What's in a Name?
the people behind the monikers you see around Chippewa Falls
Where you’ve seen his name: Irvine Park
William Irvine was born in Mount Carroll, Illinois, in 1851. When he was only 15 he moved to Chippewa Falls and was employed by the sawmill. At age 22 he married Adelaide Beardsley in Mount Carroll and the two made their home at Chippewa Falls. They had one adopted daughter.
His career continued in the lumber industry where he became a lumber expert. In 1881 Frederick Weyerhaeuser bought the Big Mill in downtown Chippewa Falls and Irvine became manager. He served in that capacity until the mill closed in 1911. In 1886 the mill was destroyed by fire but was immediately rebuilt as the largest in the world under one roof.
Beyond his business successes, he had a dream that there should be in the midst of Chippewa Falls a park where people could get away from the noise and stress of city life. As manager of the Chippewa Lumber and Boom Co., he was instrumental in arranging for the donation of property from the company to the city, making this dream a reality. He personally donated property adding to the size of the park and gave thousands of dollars for improvements to the park.
Where you’ve seen his name: Rutledge Home, Rutledge Charity Building, Cook-Rutledge Mansion
Edward Rutledge was born in 1834 in Ireland, and his family emigrated to Canada when he was 11 years old. As a teenager he and two brothers left home to work in the woods of Michigan. When he moved on to the Chippewa Valley he was first employed by Daniel Shaw and later as a timber cruiser for Ezra Cornell.
When Edward was around 37 he found summer lodging at a boarding house owned by Hannah Gregg. When he returned the next summer he and Hannah fell in love and were married.
Edward Rutledge’s skills in the lumber industry came to the attention of Frederick Weyerhaeuser and they became officially associated in 1873. When Weyerhaeuser bought the Chippewa Lumber and Boom Co., Rutledge served as chief officer. This was just the beginning of a very successful partnership. Together they were involved in some of the largest most successful pine deals in the country.
After his wife died in 1910, Edward created the Hannah M. Rutledge Home For the Aged, which was to be used as a home for the worthy aged and poor. When Edward died the following year he left $1 million in a charitable trust. Though Edward died more than 100 years ago, Chippewa Falls residents continue to benefit from his generosity.
Hiram Storrs Allen
Where you’ve seen his name: Allen Park
Hiram Allen was born in Vermont in 1806. He moved to the Chippewa Valley about 1834 and married his wife, Marie Desmarie, daughter of Angeline and Louis, in 1838. They were married almost 50 years and had 11 children.

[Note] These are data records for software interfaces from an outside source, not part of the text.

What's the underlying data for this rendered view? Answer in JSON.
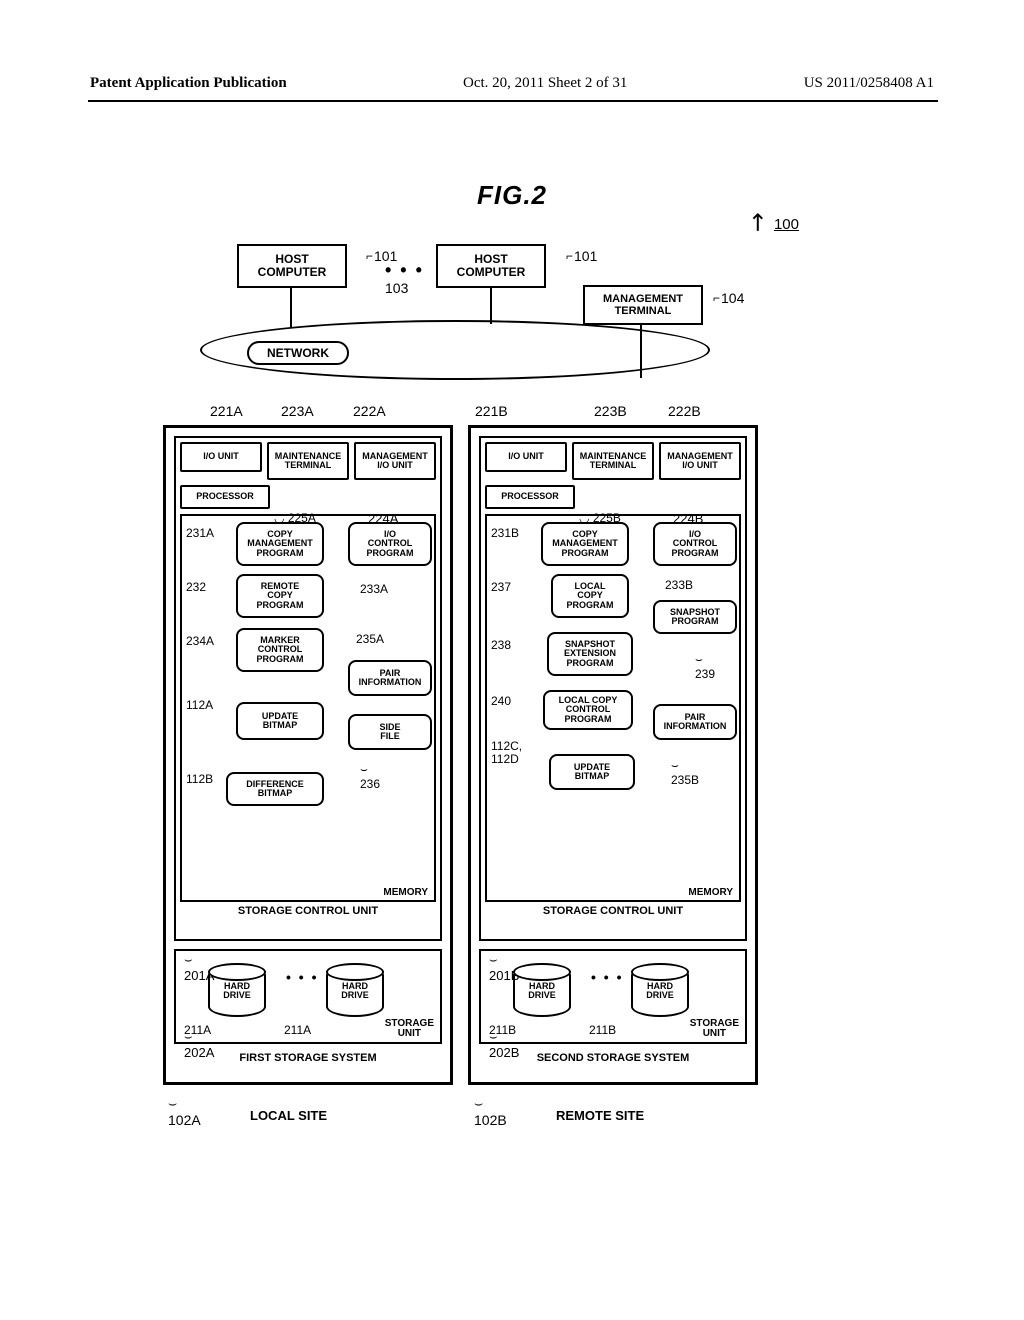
{
  "header": {
    "left": "Patent Application Publication",
    "center": "Oct. 20, 2011  Sheet 2 of 31",
    "right": "US 2011/0258408 A1"
  },
  "figure_title": "FIG.2",
  "system_ref": "100",
  "hosts": {
    "label": "HOST\nCOMPUTER",
    "ref": "101",
    "between_ref": "103"
  },
  "management_terminal_top": {
    "label": "MANAGEMENT\nTERMINAL",
    "ref": "104"
  },
  "network_label": "NETWORK",
  "site_left": {
    "ref": "102A",
    "title": "LOCAL SITE"
  },
  "site_right": {
    "ref": "102B",
    "title": "REMOTE SITE"
  },
  "storage_left": {
    "system_title": "FIRST STORAGE SYSTEM",
    "top_refs": {
      "io": "221A",
      "maint": "223A",
      "mgmt": "222A"
    },
    "io_unit": "I/O UNIT",
    "maintenance_terminal": "MAINTENANCE\nTERMINAL",
    "management_io_unit": "MANAGEMENT\nI/O UNIT",
    "processor": "PROCESSOR",
    "processor_ref": "225A",
    "memory_block_ref": "224A",
    "memory_label": "MEMORY",
    "scu_title": "STORAGE CONTROL UNIT",
    "scu_ref": "201A",
    "memory_items": {
      "copy_mgmt": {
        "label": "COPY\nMANAGEMENT\nPROGRAM",
        "ref": "231A"
      },
      "io_control": {
        "label": "I/O\nCONTROL\nPROGRAM",
        "ref": "233A"
      },
      "remote_copy": {
        "label": "REMOTE\nCOPY\nPROGRAM",
        "ref": "232"
      },
      "marker_ctrl": {
        "label": "MARKER\nCONTROL\nPROGRAM",
        "ref": "234A"
      },
      "pair_info": {
        "label": "PAIR\nINFORMATION",
        "ref": "235A"
      },
      "update_bitmap": {
        "label": "UPDATE\nBITMAP",
        "ref": "112A"
      },
      "side_file": {
        "label": "SIDE\nFILE",
        "ref": "236"
      },
      "diff_bitmap": {
        "label": "DIFFERENCE\nBITMAP",
        "ref": "112B"
      }
    },
    "storage_unit": {
      "title": "STORAGE\nUNIT",
      "hard_drive": "HARD\nDRIVE",
      "drive_ref": "211A",
      "unit_ref": "202A"
    }
  },
  "storage_right": {
    "system_title": "SECOND STORAGE SYSTEM",
    "top_refs": {
      "io": "221B",
      "maint": "223B",
      "mgmt": "222B"
    },
    "io_unit": "I/O UNIT",
    "maintenance_terminal": "MAINTENANCE\nTERMINAL",
    "management_io_unit": "MANAGEMENT\nI/O UNIT",
    "processor": "PROCESSOR",
    "processor_ref": "225B",
    "memory_block_ref": "224B",
    "memory_label": "MEMORY",
    "scu_title": "STORAGE CONTROL UNIT",
    "scu_ref": "201B",
    "memory_items": {
      "copy_mgmt": {
        "label": "COPY\nMANAGEMENT\nPROGRAM",
        "ref": "231B"
      },
      "io_control": {
        "label": "I/O\nCONTROL\nPROGRAM",
        "ref": "233B"
      },
      "local_copy": {
        "label": "LOCAL\nCOPY\nPROGRAM",
        "ref": "237"
      },
      "snapshot": {
        "label": "SNAPSHOT\nPROGRAM",
        "ref": "239"
      },
      "snapshot_ext": {
        "label": "SNAPSHOT\nEXTENSION\nPROGRAM",
        "ref": "238"
      },
      "local_copy_ctrl": {
        "label": "LOCAL COPY\nCONTROL\nPROGRAM",
        "ref": "240"
      },
      "pair_info": {
        "label": "PAIR\nINFORMATION",
        "ref": "235B"
      },
      "update_bitmap": {
        "label": "UPDATE\nBITMAP",
        "ref": "112C,\n112D"
      }
    },
    "storage_unit": {
      "title": "STORAGE\nUNIT",
      "hard_drive": "HARD\nDRIVE",
      "drive_ref": "211B",
      "unit_ref": "202B"
    }
  }
}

Over the years Hiram contributed much to the prosperity of Chippewa Falls. In 1848 he rebuilt the mill at the falls after it had been destroyed by a flood. He built the first hotel, a flour mill, and a water-powered sawmill on Duncan Creek. He was the first postmaster, the first jail was in his root house, and the village was first surveyed and platted under his direction. In recognition of Allen’s many accomplishments, when he passed away in 1886, Mayor T.J. Cunningham made a proclamation closing all businesses during the funeral while William Irvine lowered the flag on the Big Mill to half-staff.
HISTORY’S FUTURE HOME
historical groups plan new building in Chippewa Falls
The Chippewa County Historical Society, established in 1969, and the Chippewa County Genealogical Society, formed in 1980, work together to provide a glimpse of the area’s rich history and its impact on past and current generations.
The current Area History Center houses the two societies in the former convent of the Notre Dame Catholic Church at 123 Allen St. By 2006, the center was experiencing increased interest and attendance in the ever-growing museum and the extensive library of the genealogical society.
In December 2015, an ideal location for the proposed History Center became available next to Irvine Park’s south entrance. The historical society secured donations to buy the property at 12 Bridgewater Ave. A capital campaign executive committee has been formed and an architect hired to provide a concept design for the Chippewa Area History Center. The capital campaign is scheduled to begin this fall with completion of the center in 2020.
Learn more about the historical society at chippewacountywihistoricalsociety.org.